[[ TASK MATERIAL open ]]

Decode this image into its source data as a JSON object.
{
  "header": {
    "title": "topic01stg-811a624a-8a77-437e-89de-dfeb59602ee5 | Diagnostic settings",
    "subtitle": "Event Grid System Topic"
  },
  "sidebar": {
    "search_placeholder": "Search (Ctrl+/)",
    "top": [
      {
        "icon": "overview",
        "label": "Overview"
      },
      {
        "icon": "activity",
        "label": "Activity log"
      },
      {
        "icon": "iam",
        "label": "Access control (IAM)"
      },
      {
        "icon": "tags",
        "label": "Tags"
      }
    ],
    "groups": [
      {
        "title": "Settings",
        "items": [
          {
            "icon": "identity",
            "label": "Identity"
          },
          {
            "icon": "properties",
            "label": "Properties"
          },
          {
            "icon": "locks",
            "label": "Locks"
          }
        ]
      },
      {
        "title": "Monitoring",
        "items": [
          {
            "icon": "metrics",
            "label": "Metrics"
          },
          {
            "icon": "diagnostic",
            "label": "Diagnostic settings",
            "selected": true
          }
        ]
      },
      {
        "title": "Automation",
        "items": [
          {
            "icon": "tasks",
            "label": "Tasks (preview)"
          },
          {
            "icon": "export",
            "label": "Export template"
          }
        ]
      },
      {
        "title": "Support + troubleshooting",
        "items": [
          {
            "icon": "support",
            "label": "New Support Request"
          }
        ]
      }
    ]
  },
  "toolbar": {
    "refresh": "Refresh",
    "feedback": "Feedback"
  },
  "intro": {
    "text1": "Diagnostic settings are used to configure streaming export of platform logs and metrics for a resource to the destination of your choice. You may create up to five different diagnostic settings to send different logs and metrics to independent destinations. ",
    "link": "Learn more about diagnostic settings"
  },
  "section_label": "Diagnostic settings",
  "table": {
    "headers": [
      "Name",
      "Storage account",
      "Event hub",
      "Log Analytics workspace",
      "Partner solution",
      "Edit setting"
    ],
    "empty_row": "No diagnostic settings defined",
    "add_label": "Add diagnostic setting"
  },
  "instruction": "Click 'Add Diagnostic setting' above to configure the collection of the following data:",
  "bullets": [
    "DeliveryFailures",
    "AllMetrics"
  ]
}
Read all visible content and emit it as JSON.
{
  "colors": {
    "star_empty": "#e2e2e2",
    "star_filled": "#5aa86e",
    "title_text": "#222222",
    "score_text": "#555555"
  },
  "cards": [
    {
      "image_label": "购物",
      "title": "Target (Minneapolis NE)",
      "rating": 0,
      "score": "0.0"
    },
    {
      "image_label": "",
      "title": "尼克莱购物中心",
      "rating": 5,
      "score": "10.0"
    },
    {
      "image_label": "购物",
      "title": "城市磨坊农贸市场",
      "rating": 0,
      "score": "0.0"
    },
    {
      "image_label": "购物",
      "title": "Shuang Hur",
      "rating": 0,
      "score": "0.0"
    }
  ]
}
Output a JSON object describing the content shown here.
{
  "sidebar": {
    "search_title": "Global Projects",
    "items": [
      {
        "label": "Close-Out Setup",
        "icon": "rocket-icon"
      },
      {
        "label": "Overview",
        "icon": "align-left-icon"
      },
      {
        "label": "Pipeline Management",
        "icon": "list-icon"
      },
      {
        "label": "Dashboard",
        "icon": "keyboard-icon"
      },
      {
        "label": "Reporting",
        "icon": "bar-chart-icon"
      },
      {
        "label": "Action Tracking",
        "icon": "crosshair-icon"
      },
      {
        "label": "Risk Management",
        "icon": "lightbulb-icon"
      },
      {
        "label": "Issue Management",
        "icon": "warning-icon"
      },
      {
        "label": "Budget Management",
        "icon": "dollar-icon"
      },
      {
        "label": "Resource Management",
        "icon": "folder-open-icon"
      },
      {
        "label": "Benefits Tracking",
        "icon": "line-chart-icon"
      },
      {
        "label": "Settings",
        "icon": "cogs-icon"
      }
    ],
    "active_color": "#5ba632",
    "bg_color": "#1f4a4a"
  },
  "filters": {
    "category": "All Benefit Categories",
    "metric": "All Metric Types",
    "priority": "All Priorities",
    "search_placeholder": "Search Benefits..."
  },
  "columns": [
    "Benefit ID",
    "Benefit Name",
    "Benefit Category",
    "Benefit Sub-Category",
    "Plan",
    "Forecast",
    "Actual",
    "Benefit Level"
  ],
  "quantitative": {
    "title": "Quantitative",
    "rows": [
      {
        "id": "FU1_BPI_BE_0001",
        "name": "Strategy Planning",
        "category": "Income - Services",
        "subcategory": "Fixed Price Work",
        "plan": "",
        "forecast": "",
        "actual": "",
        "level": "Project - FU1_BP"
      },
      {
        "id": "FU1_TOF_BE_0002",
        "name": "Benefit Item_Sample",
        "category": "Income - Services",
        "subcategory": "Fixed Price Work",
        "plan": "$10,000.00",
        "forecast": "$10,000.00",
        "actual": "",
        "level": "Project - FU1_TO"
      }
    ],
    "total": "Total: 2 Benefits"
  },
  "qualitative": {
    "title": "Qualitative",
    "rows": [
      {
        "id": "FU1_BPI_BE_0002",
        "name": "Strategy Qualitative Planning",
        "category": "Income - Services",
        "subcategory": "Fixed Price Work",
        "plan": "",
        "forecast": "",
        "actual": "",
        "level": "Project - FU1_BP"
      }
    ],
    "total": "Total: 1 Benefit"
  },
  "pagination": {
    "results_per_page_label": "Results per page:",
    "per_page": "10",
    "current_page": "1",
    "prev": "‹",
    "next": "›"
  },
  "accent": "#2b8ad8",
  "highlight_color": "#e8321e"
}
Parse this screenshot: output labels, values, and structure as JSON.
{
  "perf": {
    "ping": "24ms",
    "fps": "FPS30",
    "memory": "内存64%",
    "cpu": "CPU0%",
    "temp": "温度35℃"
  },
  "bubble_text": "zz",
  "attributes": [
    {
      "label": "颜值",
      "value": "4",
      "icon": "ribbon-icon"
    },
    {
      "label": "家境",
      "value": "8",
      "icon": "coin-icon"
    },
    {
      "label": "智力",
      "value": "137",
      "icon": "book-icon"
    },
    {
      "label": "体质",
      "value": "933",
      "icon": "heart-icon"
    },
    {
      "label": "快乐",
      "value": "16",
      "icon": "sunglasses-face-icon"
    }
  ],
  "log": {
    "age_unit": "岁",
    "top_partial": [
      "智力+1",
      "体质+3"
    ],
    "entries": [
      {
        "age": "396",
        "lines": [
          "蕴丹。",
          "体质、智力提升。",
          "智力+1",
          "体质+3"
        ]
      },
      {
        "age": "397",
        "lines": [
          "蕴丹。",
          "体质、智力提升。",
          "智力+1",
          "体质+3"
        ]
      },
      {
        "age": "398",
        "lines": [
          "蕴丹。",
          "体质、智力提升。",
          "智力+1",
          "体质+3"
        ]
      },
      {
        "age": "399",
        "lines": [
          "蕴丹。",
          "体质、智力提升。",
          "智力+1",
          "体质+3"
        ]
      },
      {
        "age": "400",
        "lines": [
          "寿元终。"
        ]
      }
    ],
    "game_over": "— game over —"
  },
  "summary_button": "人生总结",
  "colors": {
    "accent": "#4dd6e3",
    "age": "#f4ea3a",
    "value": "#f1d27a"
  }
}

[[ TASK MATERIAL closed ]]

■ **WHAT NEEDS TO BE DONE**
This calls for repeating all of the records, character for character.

■ **SOLUTION BELOW**
Decode this image into its source data as a JSON object.
{
  "header": {
    "title": "topic01stg-811a624a-8a77-437e-89de-dfeb59602ee5 | Diagnostic settings",
    "subtitle": "Event Grid System Topic"
  },
  "sidebar": {
    "search_placeholder": "Search (Ctrl+/)",
    "top": [
      {
        "icon": "overview",
        "label": "Overview"
      },
      {
        "icon": "activity",
        "label": "Activity log"
      },
      {
        "icon": "iam",
        "label": "Access control (IAM)"
      },
      {
        "icon": "tags",
        "label": "Tags"
      }
    ],
    "groups": [
      {
        "title": "Settings",
        "items": [
          {
            "icon": "identity",
            "label": "Identity"
          },
          {
            "icon": "properties",
            "label": "Properties"
          },
          {
            "icon": "locks",
            "label": "Locks"
          }
        ]
      },
      {
        "title": "Monitoring",
        "items": [
          {
            "icon": "metrics",
            "label": "Metrics"
          },
          {
            "icon": "diagnostic",
            "label": "Diagnostic settings",
            "selected": true
          }
        ]
      },
      {
        "title": "Automation",
        "items": [
          {
            "icon": "tasks",
            "label": "Tasks (preview)"
          },
          {
            "icon": "export",
            "label": "Export template"
          }
        ]
      },
      {
        "title": "Support + troubleshooting",
        "items": [
          {
            "icon": "support",
            "label": "New Support Request"
          }
        ]
      }
    ]
  },
  "toolbar": {
    "refresh": "Refresh",
    "feedback": "Feedback"
  },
  "intro": {
    "text1": "Diagnostic settings are used to configure streaming export of platform logs and metrics for a resource to the destination of your choice. You may create up to five different diagnostic settings to send different logs and metrics to independent destinations. ",
    "link": "Learn more about diagnostic settings"
  },
  "section_label": "Diagnostic settings",
  "table": {
    "headers": [
      "Name",
      "Storage account",
      "Event hub",
      "Log Analytics workspace",
      "Partner solution",
      "Edit setting"
    ],
    "empty_row": "No diagnostic settings defined",
    "add_label": "Add diagnostic setting"
  },
  "instruction": "Click 'Add Diagnostic setting' above to configure the collection of the following data:",
  "bullets": [
    "DeliveryFailures",
    "AllMetrics"
  ]
}
Read all visible content and emit it as JSON.
{
  "colors": {
    "star_empty": "#e2e2e2",
    "star_filled": "#5aa86e",
    "title_text": "#222222",
    "score_text": "#555555"
  },
  "cards": [
    {
      "image_label": "购物",
      "title": "Target (Minneapolis NE)",
      "rating": 0,
      "score": "0.0"
    },
    {
      "image_label": "",
      "title": "尼克莱购物中心",
      "rating": 5,
      "score": "10.0"
    },
    {
      "image_label": "购物",
      "title": "城市磨坊农贸市场",
      "rating": 0,
      "score": "0.0"
    },
    {
      "image_label": "购物",
      "title": "Shuang Hur",
      "rating": 0,
      "score": "0.0"
    }
  ]
}
Output a JSON object describing the content shown here.
{
  "sidebar": {
    "search_title": "Global Projects",
    "items": [
      {
        "label": "Close-Out Setup",
        "icon": "rocket-icon"
      },
      {
        "label": "Overview",
        "icon": "align-left-icon"
      },
      {
        "label": "Pipeline Management",
        "icon": "list-icon"
      },
      {
        "label": "Dashboard",
        "icon": "keyboard-icon"
      },
      {
        "label": "Reporting",
        "icon": "bar-chart-icon"
      },
      {
        "label": "Action Tracking",
        "icon": "crosshair-icon"
      },
      {
        "label": "Risk Management",
        "icon": "lightbulb-icon"
      },
      {
        "label": "Issue Management",
        "icon": "warning-icon"
      },
      {
        "label": "Budget Management",
        "icon": "dollar-icon"
      },
      {
        "label": "Resource Management",
        "icon": "folder-open-icon"
      },
      {
        "label": "Benefits Tracking",
        "icon": "line-chart-icon"
      },
      {
        "label": "Settings",
        "icon": "cogs-icon"
      }
    ],
    "active_color": "#5ba632",
    "bg_color": "#1f4a4a"
  },
  "filters": {
    "category": "All Benefit Categories",
    "metric": "All Metric Types",
    "priority": "All Priorities",
    "search_placeholder": "Search Benefits..."
  },
  "columns": [
    "Benefit ID",
    "Benefit Name",
    "Benefit Category",
    "Benefit Sub-Category",
    "Plan",
    "Forecast",
    "Actual",
    "Benefit Level"
  ],
  "quantitative": {
    "title": "Quantitative",
    "rows": [
      {
        "id": "FU1_BPI_BE_0001",
        "name": "Strategy Planning",
        "category": "Income - Services",
        "subcategory": "Fixed Price Work",
        "plan": "",
        "forecast": "",
        "actual": "",
        "level": "Project - FU1_BP"
      },
      {
        "id": "FU1_TOF_BE_0002",
        "name": "Benefit Item_Sample",
        "category": "Income - Services",
        "subcategory": "Fixed Price Work",
        "plan": "$10,000.00",
        "forecast": "$10,000.00",
        "actual": "",
        "level": "Project - FU1_TO"
      }
    ],
    "total": "Total: 2 Benefits"
  },
  "qualitative": {
    "title": "Qualitative",
    "rows": [
      {
        "id": "FU1_BPI_BE_0002",
        "name": "Strategy Qualitative Planning",
        "category": "Income - Services",
        "subcategory": "Fixed Price Work",
        "plan": "",
        "forecast": "",
        "actual": "",
        "level": "Project - FU1_BP"
      }
    ],
    "total": "Total: 1 Benefit"
  },
  "pagination": {
    "results_per_page_label": "Results per page:",
    "per_page": "10",
    "current_page": "1",
    "prev": "‹",
    "next": "›"
  },
  "accent": "#2b8ad8",
  "highlight_color": "#e8321e"
}
Parse this screenshot: output labels, values, and structure as JSON.
{
  "perf": {
    "ping": "24ms",
    "fps": "FPS30",
    "memory": "内存64%",
    "cpu": "CPU0%",
    "temp": "温度35℃"
  },
  "bubble_text": "zz",
  "attributes": [
    {
      "label": "颜值",
      "value": "4",
      "icon": "ribbon-icon"
    },
    {
      "label": "家境",
      "value": "8",
      "icon": "coin-icon"
    },
    {
      "label": "智力",
      "value": "137",
      "icon": "book-icon"
    },
    {
      "label": "体质",
      "value": "933",
      "icon": "heart-icon"
    },
    {
      "label": "快乐",
      "value": "16",
      "icon": "sunglasses-face-icon"
    }
  ],
  "log": {
    "age_unit": "岁",
    "top_partial": [
      "智力+1",
      "体质+3"
    ],
    "entries": [
      {
        "age": "396",
        "lines": [
          "蕴丹。",
          "体质、智力提升。",
          "智力+1",
          "体质+3"
        ]
      },
      {
        "age": "397",
        "lines": [
          "蕴丹。",
          "体质、智力提升。",
          "智力+1",
          "体质+3"
        ]
      },
      {
        "age": "398",
        "lines": [
          "蕴丹。",
          "体质、智力提升。",
          "智力+1",
          "体质+3"
        ]
      },
      {
        "age": "399",
        "lines": [
          "蕴丹。",
          "体质、智力提升。",
          "智力+1",
          "体质+3"
        ]
      },
      {
        "age": "400",
        "lines": [
          "寿元终。"
        ]
      }
    ],
    "game_over": "— game over —"
  },
  "summary_button": "人生总结",
  "colors": {
    "accent": "#4dd6e3",
    "age": "#f4ea3a",
    "value": "#f1d27a"
  }
}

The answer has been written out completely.